# Obtaining $\sqrt{r}$ from $r$ with quadratics

A real number $r>0$ is written. If there is a number $a$ written, we are allowed to write down $a+1$. If there are numbers $a,b$ written (possibly $a=b$ but they must be written twice in that case), we are allowed to write down the (0, 1, or 2) real roots of $x^2+ax+b$. Is it true that we can always eventually write down the number $\sqrt{r}$?

A particular case where this is certainly possible is if $\sqrt{r}$ is an integer. Starting with $r$, we can write down numbers $2s$ and $s^2$ for some integer $s>0$. The root of $x^2+2sx+s^2$ is $x=-s$, so we can now get all integers at least $-s$. This includes all positive integers.

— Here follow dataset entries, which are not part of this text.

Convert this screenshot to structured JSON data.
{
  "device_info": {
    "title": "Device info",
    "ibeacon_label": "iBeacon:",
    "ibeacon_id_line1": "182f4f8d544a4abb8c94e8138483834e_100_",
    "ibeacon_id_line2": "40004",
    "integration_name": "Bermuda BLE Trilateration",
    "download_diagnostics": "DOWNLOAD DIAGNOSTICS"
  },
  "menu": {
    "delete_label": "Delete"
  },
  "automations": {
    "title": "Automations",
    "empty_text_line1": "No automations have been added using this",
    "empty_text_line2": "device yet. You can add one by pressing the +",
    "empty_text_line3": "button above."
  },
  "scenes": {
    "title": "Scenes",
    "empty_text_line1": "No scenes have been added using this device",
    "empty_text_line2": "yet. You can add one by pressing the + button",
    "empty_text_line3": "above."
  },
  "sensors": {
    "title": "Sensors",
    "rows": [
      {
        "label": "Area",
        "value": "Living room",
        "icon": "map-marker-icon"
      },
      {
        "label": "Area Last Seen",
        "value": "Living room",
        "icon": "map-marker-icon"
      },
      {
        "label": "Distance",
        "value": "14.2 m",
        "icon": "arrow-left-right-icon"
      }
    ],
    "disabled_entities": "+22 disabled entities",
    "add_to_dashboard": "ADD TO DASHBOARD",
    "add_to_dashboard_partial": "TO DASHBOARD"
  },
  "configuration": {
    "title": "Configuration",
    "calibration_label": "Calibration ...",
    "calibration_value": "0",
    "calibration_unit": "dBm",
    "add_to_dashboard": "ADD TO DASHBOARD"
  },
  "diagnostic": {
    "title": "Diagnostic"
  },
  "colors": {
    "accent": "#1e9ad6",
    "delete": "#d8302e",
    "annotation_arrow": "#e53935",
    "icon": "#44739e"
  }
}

• It also works for $r=2$: Take $a = 4$ and $b = 2$ and note that $(\sqrt 2 - 2)^2 + a (\sqrt 2 -2 ) + b = 0$. Hence you can 'write down' $\sqrt 2 -2$ and consequently $\sqrt r = \sqrt 2$. Mar 27, 2018 at 9:53
• (I think the question would be easier to understand if phrased in terms of sets: Let $r > 0$ a real number and denote $S\subset \mathbb{R}$ the set inductively defined by: (1) $r\in S$, (2) $x\in S \Rightarrow x +1 \in S$, (3) $a,b\in S \Rightarrow$ reals roots of $x^2+a x + b$ lie in $S$. Question: Is $\sqrt{r}\in S$?) Mar 27, 2018 at 9:59

Given $$r>0$$, we have $$r+1$$.

So, we have the roots of $$x^2+(r+1)x+r=(x+r)(x+1)$$, which are $$-r$$ and $$-1$$.

Adding $$1$$ to $$-1$$, we have $$0$$, and thus we have the roots of $$x^2+0x-r$$, so we have $$\sqrt{r}$$.

• Nice. You need a few \$ symbols on the last line. Mar 27, 2018 at 10:50
• The key was getting 0. Nice. Feb 3, 2019 at 6:20